• [Brief]: Please return all lines from the records below that include the string "icon".

□ □ □ □

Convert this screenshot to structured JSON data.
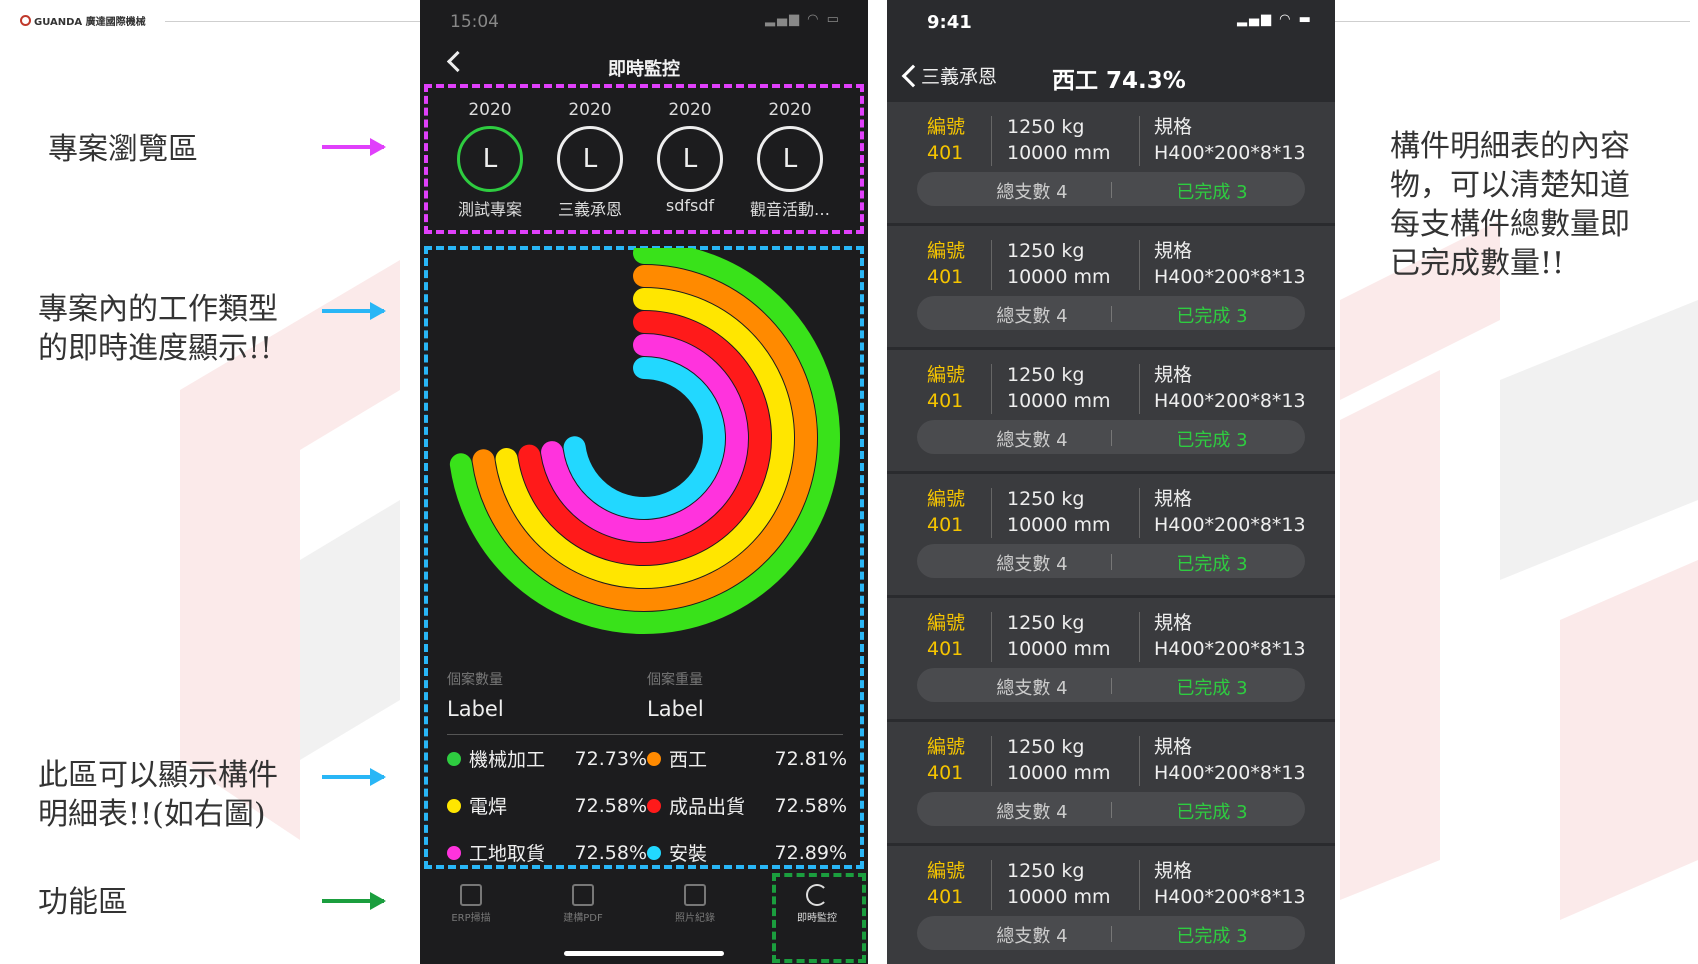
{
  "brand": {
    "logo_text": "GUANDA 廣達國際機械"
  },
  "annotations": [
    {
      "text": "專案瀏覽區",
      "color": "#e040fb"
    },
    {
      "text": "專案內的工作類型\n的即時進度顯示!!",
      "color": "#29b6f6"
    },
    {
      "text": "此區可以顯示構件\n明細表!!(如右圖)",
      "color": "#29b6f6"
    },
    {
      "text": "功能區",
      "color": "#1b9e3e"
    }
  ],
  "right_note": "構件明細表的內容\n物，可以清楚知道\n每支構件總數量即\n已完成數量!!",
  "phone1": {
    "status_time": "15:04",
    "title": "即時監控",
    "projects": [
      {
        "year": "2020",
        "letter": "L",
        "name": "測試專案",
        "ring": "#2ecc40"
      },
      {
        "year": "2020",
        "letter": "L",
        "name": "三義承恩",
        "ring": "#eeeeee"
      },
      {
        "year": "2020",
        "letter": "L",
        "name": "sdfsdf",
        "ring": "#eeeeee"
      },
      {
        "year": "2020",
        "letter": "L",
        "name": "觀音活動…",
        "ring": "#eeeeee"
      }
    ],
    "chart_data": {
      "type": "radial-bar",
      "series": [
        {
          "name": "機械加工",
          "value": 72.73,
          "color": "#39e21a"
        },
        {
          "name": "西工",
          "value": 72.81,
          "color": "#ff8a00"
        },
        {
          "name": "電焊",
          "value": 72.58,
          "color": "#ffe600"
        },
        {
          "name": "成品出貨",
          "value": 72.58,
          "color": "#ff1a1a"
        },
        {
          "name": "工地取貨",
          "value": 72.58,
          "color": "#ff33dd"
        },
        {
          "name": "安裝",
          "value": 72.89,
          "color": "#22d8ff"
        }
      ]
    },
    "stats": {
      "count_label": "個案數量",
      "count_value": "Label",
      "weight_label": "個案重量",
      "weight_value": "Label"
    },
    "legend": [
      {
        "name": "機械加工",
        "pct": "72.73%",
        "color": "#2ecc40"
      },
      {
        "name": "西工",
        "pct": "72.81%",
        "color": "#ff8a00"
      },
      {
        "name": "電焊",
        "pct": "72.58%",
        "color": "#ffe600"
      },
      {
        "name": "成品出貨",
        "pct": "72.58%",
        "color": "#ff1a1a"
      },
      {
        "name": "工地取貨",
        "pct": "72.58%",
        "color": "#ff33dd"
      },
      {
        "name": "安裝",
        "pct": "72.89%",
        "color": "#22d8ff"
      }
    ],
    "tabs": [
      {
        "label": "ERP掃描",
        "icon": "scan-icon"
      },
      {
        "label": "建構PDF",
        "icon": "document-icon"
      },
      {
        "label": "照片紀錄",
        "icon": "camera-icon"
      },
      {
        "label": "即時監控",
        "icon": "monitor-icon"
      }
    ]
  },
  "phone2": {
    "status_time": "9:41",
    "back_label": "三義承恩",
    "title": "西工 74.3%",
    "cards": [
      {
        "id_label": "編號",
        "id": "401",
        "weight": "1250 kg",
        "length": "10000 mm",
        "spec_label": "規格",
        "spec": "H400*200*8*13",
        "total": "總支數 4",
        "done": "已完成 3"
      },
      {
        "id_label": "編號",
        "id": "401",
        "weight": "1250 kg",
        "length": "10000 mm",
        "spec_label": "規格",
        "spec": "H400*200*8*13",
        "total": "總支數 4",
        "done": "已完成 3"
      },
      {
        "id_label": "編號",
        "id": "401",
        "weight": "1250 kg",
        "length": "10000 mm",
        "spec_label": "規格",
        "spec": "H400*200*8*13",
        "total": "總支數 4",
        "done": "已完成 3"
      },
      {
        "id_label": "編號",
        "id": "401",
        "weight": "1250 kg",
        "length": "10000 mm",
        "spec_label": "規格",
        "spec": "H400*200*8*13",
        "total": "總支數 4",
        "done": "已完成 3"
      },
      {
        "id_label": "編號",
        "id": "401",
        "weight": "1250 kg",
        "length": "10000 mm",
        "spec_label": "規格",
        "spec": "H400*200*8*13",
        "total": "總支數 4",
        "done": "已完成 3"
      },
      {
        "id_label": "編號",
        "id": "401",
        "weight": "1250 kg",
        "length": "10000 mm",
        "spec_label": "規格",
        "spec": "H400*200*8*13",
        "total": "總支數 4",
        "done": "已完成 3"
      },
      {
        "id_label": "編號",
        "id": "401",
        "weight": "1250 kg",
        "length": "10000 mm",
        "spec_label": "規格",
        "spec": "H400*200*8*13",
        "total": "總支數 4",
        "done": "已完成 3"
      }
    ]
  }
}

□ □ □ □

• [Solution]:
        "icon": "scan-icon"
        "icon": "document-icon"
        "icon": "camera-icon"
        "icon": "monitor-icon"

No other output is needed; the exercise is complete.